Following Mr. Guzman’s arrest in Culiacan, the state capital, his henchmen opened fire at the local airport, set up roadblocks around the city and set fire to vehicles in several cities. The Mexican military fought back with a helicopter and machine guns, killing 19 gang members and losing 10 of their own soldiers.

At least one group of Canadian tourists was trapped in a hotel in Mazatlan, The Canadian Press reported, after someone torched the buses that were supposed to take them to the airport.

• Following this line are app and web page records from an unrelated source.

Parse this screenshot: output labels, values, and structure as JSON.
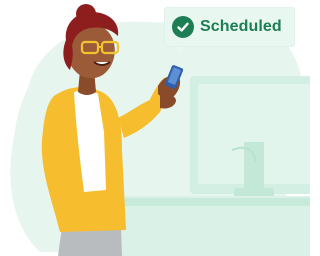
{
  "status_bubble": {
    "label": "Scheduled",
    "icon": "check-circle-icon",
    "accent_color": "#1d7d53",
    "background_color": "#e8f7f0"
  },
  "illustration": {
    "person": "woman-with-glasses-holding-phone",
    "device": "desktop-monitor",
    "background_blob_color": "#e6f5ee",
    "jacket_color": "#f6bd2f",
    "hair_color": "#8e1d1d",
    "glasses_color": "#f1c531"
  }
}
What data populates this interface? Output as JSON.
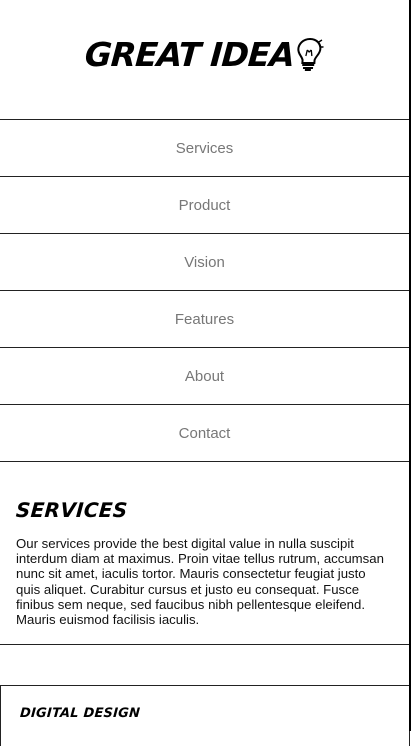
{
  "brand": {
    "logo_text": "GREAT IDEA",
    "logo_icon": "lightbulb-icon"
  },
  "nav": {
    "items": [
      {
        "label": "Services"
      },
      {
        "label": "Product"
      },
      {
        "label": "Vision"
      },
      {
        "label": "Features"
      },
      {
        "label": "About"
      },
      {
        "label": "Contact"
      }
    ]
  },
  "services": {
    "title": "SERVICES",
    "body": "Our services provide the best digital value in nulla suscipit interdum diam at maximus. Proin vitae tellus rutrum, accumsan nunc sit amet, iaculis tortor. Mauris consectetur feugiat justo quis aliquet. Curabitur cursus et justo eu consequat. Fusce finibus sem neque, sed faucibus nibh pellentesque eleifend. Mauris euismod facilisis iaculis."
  },
  "cards": [
    {
      "title": "DIGITAL DESIGN"
    }
  ],
  "colors": {
    "background": "#ffffff",
    "text": "#111111",
    "nav_text": "#777777",
    "border": "#222222"
  }
}
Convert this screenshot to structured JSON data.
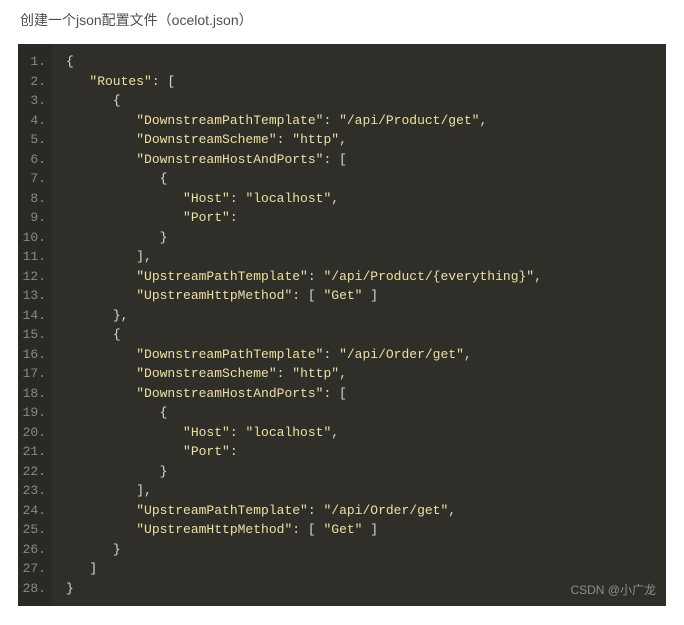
{
  "title": "创建一个json配置文件（ocelot.json）",
  "watermark": "CSDN @小广龙",
  "lines": [
    {
      "n": "1.",
      "indent": 0,
      "tokens": [
        {
          "c": "p",
          "t": "{"
        }
      ]
    },
    {
      "n": "2.",
      "indent": 1,
      "tokens": [
        {
          "c": "k",
          "t": "\"Routes\""
        },
        {
          "c": "p",
          "t": ": ["
        }
      ]
    },
    {
      "n": "3.",
      "indent": 2,
      "tokens": [
        {
          "c": "p",
          "t": "{"
        }
      ]
    },
    {
      "n": "4.",
      "indent": 3,
      "tokens": [
        {
          "c": "k",
          "t": "\"DownstreamPathTemplate\""
        },
        {
          "c": "p",
          "t": ": "
        },
        {
          "c": "k",
          "t": "\"/api/Product/get\""
        },
        {
          "c": "p",
          "t": ","
        }
      ]
    },
    {
      "n": "5.",
      "indent": 3,
      "tokens": [
        {
          "c": "k",
          "t": "\"DownstreamScheme\""
        },
        {
          "c": "p",
          "t": ": "
        },
        {
          "c": "k",
          "t": "\"http\""
        },
        {
          "c": "p",
          "t": ","
        }
      ]
    },
    {
      "n": "6.",
      "indent": 3,
      "tokens": [
        {
          "c": "k",
          "t": "\"DownstreamHostAndPorts\""
        },
        {
          "c": "p",
          "t": ": ["
        }
      ]
    },
    {
      "n": "7.",
      "indent": 4,
      "tokens": [
        {
          "c": "p",
          "t": "{"
        }
      ]
    },
    {
      "n": "8.",
      "indent": 5,
      "tokens": [
        {
          "c": "k",
          "t": "\"Host\""
        },
        {
          "c": "p",
          "t": ": "
        },
        {
          "c": "k",
          "t": "\"localhost\""
        },
        {
          "c": "p",
          "t": ","
        }
      ]
    },
    {
      "n": "9.",
      "indent": 5,
      "tokens": [
        {
          "c": "k",
          "t": "\"Port\""
        },
        {
          "c": "p",
          "t": ": "
        }
      ]
    },
    {
      "n": "10.",
      "indent": 4,
      "tokens": [
        {
          "c": "p",
          "t": "}"
        }
      ]
    },
    {
      "n": "11.",
      "indent": 3,
      "tokens": [
        {
          "c": "p",
          "t": "],"
        }
      ]
    },
    {
      "n": "12.",
      "indent": 3,
      "tokens": [
        {
          "c": "k",
          "t": "\"UpstreamPathTemplate\""
        },
        {
          "c": "p",
          "t": ": "
        },
        {
          "c": "k",
          "t": "\"/api/Product/{everything}\""
        },
        {
          "c": "p",
          "t": ","
        }
      ]
    },
    {
      "n": "13.",
      "indent": 3,
      "tokens": [
        {
          "c": "k",
          "t": "\"UpstreamHttpMethod\""
        },
        {
          "c": "p",
          "t": ": [ "
        },
        {
          "c": "k",
          "t": "\"Get\""
        },
        {
          "c": "p",
          "t": " ]"
        }
      ]
    },
    {
      "n": "14.",
      "indent": 2,
      "tokens": [
        {
          "c": "p",
          "t": "},"
        }
      ]
    },
    {
      "n": "15.",
      "indent": 2,
      "tokens": [
        {
          "c": "p",
          "t": "{"
        }
      ]
    },
    {
      "n": "16.",
      "indent": 3,
      "tokens": [
        {
          "c": "k",
          "t": "\"DownstreamPathTemplate\""
        },
        {
          "c": "p",
          "t": ": "
        },
        {
          "c": "k",
          "t": "\"/api/Order/get\""
        },
        {
          "c": "p",
          "t": ","
        }
      ]
    },
    {
      "n": "17.",
      "indent": 3,
      "tokens": [
        {
          "c": "k",
          "t": "\"DownstreamScheme\""
        },
        {
          "c": "p",
          "t": ": "
        },
        {
          "c": "k",
          "t": "\"http\""
        },
        {
          "c": "p",
          "t": ","
        }
      ]
    },
    {
      "n": "18.",
      "indent": 3,
      "tokens": [
        {
          "c": "k",
          "t": "\"DownstreamHostAndPorts\""
        },
        {
          "c": "p",
          "t": ": ["
        }
      ]
    },
    {
      "n": "19.",
      "indent": 4,
      "tokens": [
        {
          "c": "p",
          "t": "{"
        }
      ]
    },
    {
      "n": "20.",
      "indent": 5,
      "tokens": [
        {
          "c": "k",
          "t": "\"Host\""
        },
        {
          "c": "p",
          "t": ": "
        },
        {
          "c": "k",
          "t": "\"localhost\""
        },
        {
          "c": "p",
          "t": ","
        }
      ]
    },
    {
      "n": "21.",
      "indent": 5,
      "tokens": [
        {
          "c": "k",
          "t": "\"Port\""
        },
        {
          "c": "p",
          "t": ": "
        }
      ]
    },
    {
      "n": "22.",
      "indent": 4,
      "tokens": [
        {
          "c": "p",
          "t": "}"
        }
      ]
    },
    {
      "n": "23.",
      "indent": 3,
      "tokens": [
        {
          "c": "p",
          "t": "],"
        }
      ]
    },
    {
      "n": "24.",
      "indent": 3,
      "tokens": [
        {
          "c": "k",
          "t": "\"UpstreamPathTemplate\""
        },
        {
          "c": "p",
          "t": ": "
        },
        {
          "c": "k",
          "t": "\"/api/Order/get\""
        },
        {
          "c": "p",
          "t": ","
        }
      ]
    },
    {
      "n": "25.",
      "indent": 3,
      "tokens": [
        {
          "c": "k",
          "t": "\"UpstreamHttpMethod\""
        },
        {
          "c": "p",
          "t": ": [ "
        },
        {
          "c": "k",
          "t": "\"Get\""
        },
        {
          "c": "p",
          "t": " ]"
        }
      ]
    },
    {
      "n": "26.",
      "indent": 2,
      "tokens": [
        {
          "c": "p",
          "t": "}"
        }
      ]
    },
    {
      "n": "27.",
      "indent": 1,
      "tokens": [
        {
          "c": "p",
          "t": "]"
        }
      ]
    },
    {
      "n": "28.",
      "indent": 0,
      "tokens": [
        {
          "c": "p",
          "t": "}"
        }
      ]
    }
  ]
}
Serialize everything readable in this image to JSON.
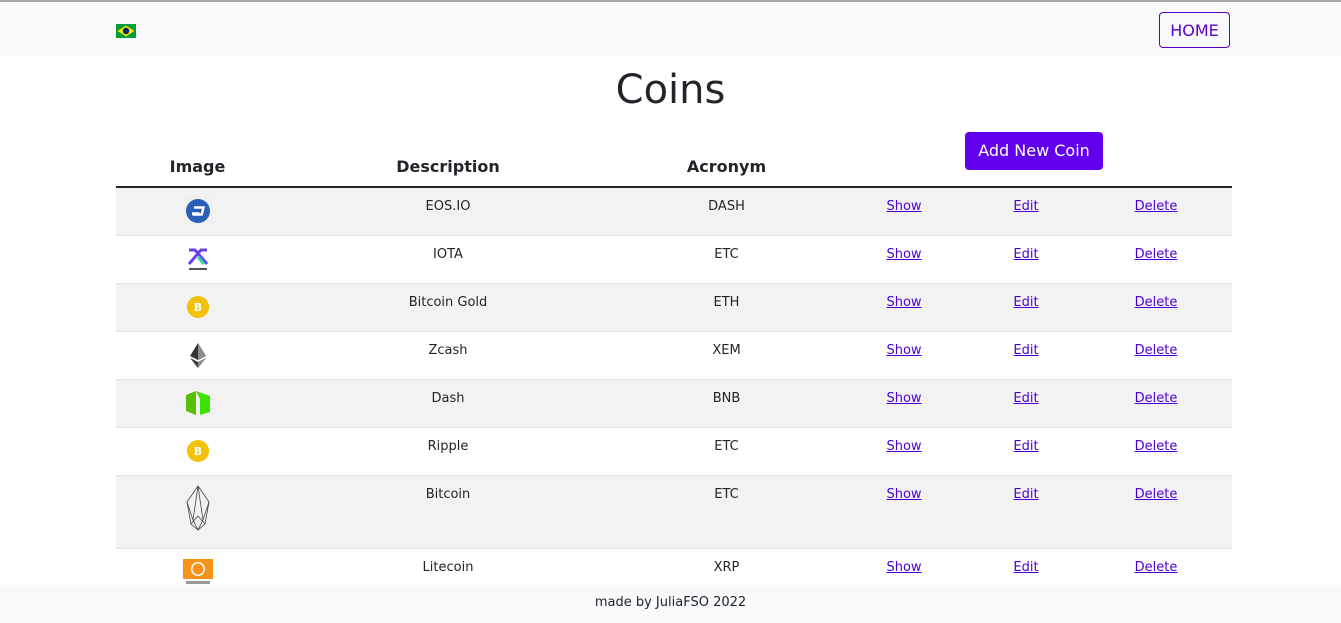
{
  "nav": {
    "home_label": "HOME",
    "flag_icon": "brazil-flag-icon"
  },
  "page": {
    "title": "Coins"
  },
  "table": {
    "headers": {
      "image": "Image",
      "description": "Description",
      "acronym": "Acronym"
    },
    "add_button_label": "Add New Coin",
    "action_labels": {
      "show": "Show",
      "edit": "Edit",
      "delete": "Delete"
    },
    "rows": [
      {
        "icon": "dash-logo-icon",
        "description": "EOS.IO",
        "acronym": "DASH"
      },
      {
        "icon": "decred-logo-icon",
        "description": "IOTA",
        "acronym": "ETC"
      },
      {
        "icon": "bitcoin-gold-logo-icon",
        "description": "Bitcoin Gold",
        "acronym": "ETH"
      },
      {
        "icon": "ethereum-logo-icon",
        "description": "Zcash",
        "acronym": "XEM"
      },
      {
        "icon": "neo-logo-icon",
        "description": "Dash",
        "acronym": "BNB"
      },
      {
        "icon": "bitcoin-gold-logo-icon",
        "description": "Ripple",
        "acronym": "ETC"
      },
      {
        "icon": "eos-logo-icon",
        "description": "Bitcoin",
        "acronym": "ETC"
      },
      {
        "icon": "bitcoin-cash-logo-icon",
        "description": "Litecoin",
        "acronym": "XRP"
      }
    ]
  },
  "footer": {
    "text": "made by JuliaFSO 2022"
  },
  "colors": {
    "accent": "#6200ee",
    "link": "#4b00d1",
    "stripe": "#f2f2f2",
    "navbar": "#f8f9fa"
  }
}
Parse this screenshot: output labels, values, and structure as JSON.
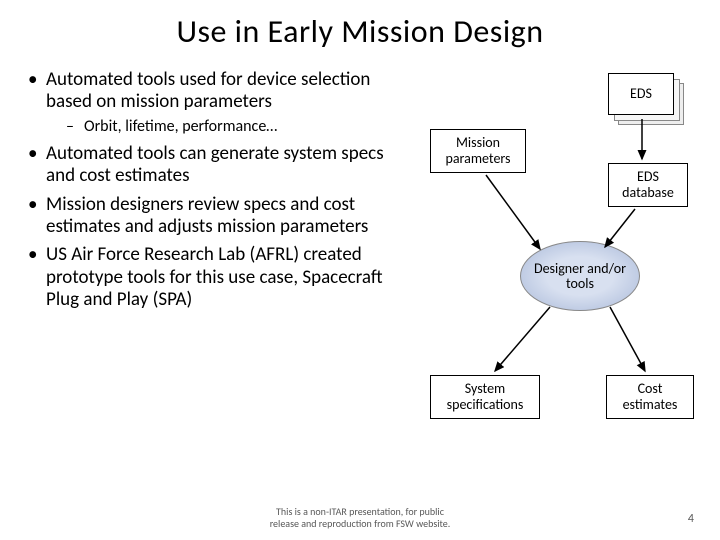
{
  "title": "Use in Early Mission Design",
  "bullets": {
    "b1": "Automated tools used for device selection  based on mission parameters",
    "b1sub": "Orbit, lifetime, performance…",
    "b2": "Automated tools can generate system specs and cost estimates",
    "b3": "Mission designers review specs and cost estimates and adjusts mission parameters",
    "b4": "US Air Force Research Lab (AFRL) created prototype tools for this use case, Spacecraft Plug and Play (SPA)"
  },
  "diagram": {
    "eds": "EDS",
    "mission_params": "Mission parameters",
    "eds_db": "EDS database",
    "designer": "Designer and/or tools",
    "sys_spec": "System specifications",
    "cost_est": "Cost estimates"
  },
  "footer": {
    "line1": "This is a non-ITAR presentation, for public",
    "line2": "release and reproduction from FSW website."
  },
  "page": "4"
}
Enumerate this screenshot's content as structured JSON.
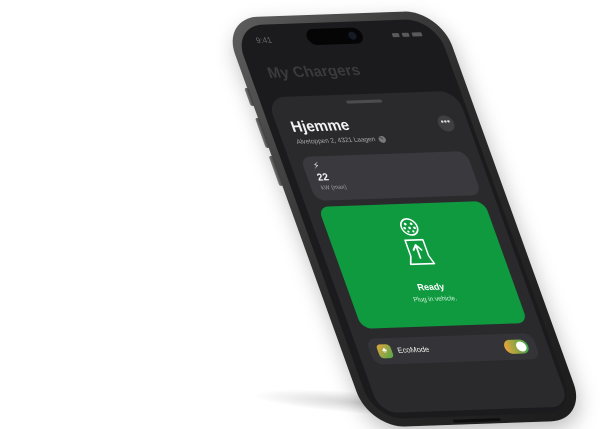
{
  "status_bar": {
    "time": "9:41"
  },
  "header": {
    "title": "My Chargers"
  },
  "charger": {
    "name": "Hjemme",
    "address": "Alvetoppen 2, 4321 Laagen",
    "more_icon": "ellipsis-icon",
    "power": {
      "icon": "bolt-icon",
      "value": "22",
      "unit": "kW (max)"
    },
    "status": {
      "icon": "ev-plug-icon",
      "title": "Ready",
      "subtitle": "Plug in vehicle."
    }
  },
  "ecomode": {
    "label": "EcoMode",
    "icon": "eco-leaf-icon",
    "enabled": true
  },
  "colors": {
    "ready_green": "#109a3f",
    "screen_bg": "#1b1b1d",
    "sheet_bg": "#2a2a2d",
    "card_bg": "#3a3a3e"
  }
}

Authorities shut down the airports in Culiacan, Mazatlan and Los Mochis Thursday after gunfire hit an Aeromexico plane as it prepared to take off from Culiacan. No one was injured on the plane, and the Culiacan and Mazatlan airports reopened on Friday.

“The city asked us to stay in,” said Jozefina Grabic, from Vancouver, who is holidaying in Mazatlan with a friend. They are staying in an Airbnb and plan to spend two more weeks in the area.

“We feel okay,” she said, adding that they are monitoring the news in case the fighting gets closer.

“We were advised by officials to stay home for our safety,” said Paul Garon, who is spending the winter in Mazatlan with his wife.

The Edmontonians have seen “a lot of the national guards for the last few days,” he said, adding that “Mexican officials are taking great strides to protect us.”

Both Ms. Grabic and Mr. Garon said shops and restaurants closed on Thursday, but that things started getting back to normal by Friday.

Charlotte MacLeod, a spokeswoman for Global Affairs Canada, said Canadians in Sinaloa should “limit movements and shelter in place if possible” and “not attempt to cross road blockades.”

“The Government of Canada advises all Canadians to avoid all non-essential travel to various regions of Mexico,” she wrote in an e-mail.

WestJet spokeswoman Denise Kenny said the airline has cancelled flights to and from Mazatlan’s airport. Sunwing said its flights to Mazatlan have been cancelled, and that return flights were “impacted by further delays.” Air Canada and Air Transat both said their operations were not affected.

Fernando Belaunzaran Mendez, a former Mexican legislator and critic of Mr. Lopez Obrador, said it was still unclear whether this week’s arrest was a one-off or the start of a wholesale change of policy for the President.

When he was elected in 2018, Mr. Lopez Obrador promised to end Mexico’s policy of using the military to fight the cartels, widely blamed for making the situation worse by triggering relentless violence. At the time, the President promised “hugs, not bullets” in combatting crime.

“Lopez Obrador may have thought that not fighting against them could reinstate peace. What happened yesterday is a rupture with this position. But we still have to see what will happen,” Mr. Belaunzaran said.

Regardless of any connection to the Three Amigos, he said, the decision had clearly helped the U.S. achieve one of its goals in its relationship with Mexico.

“They are obtaining what they want,” he said. “Which seems to be fighting against crime.”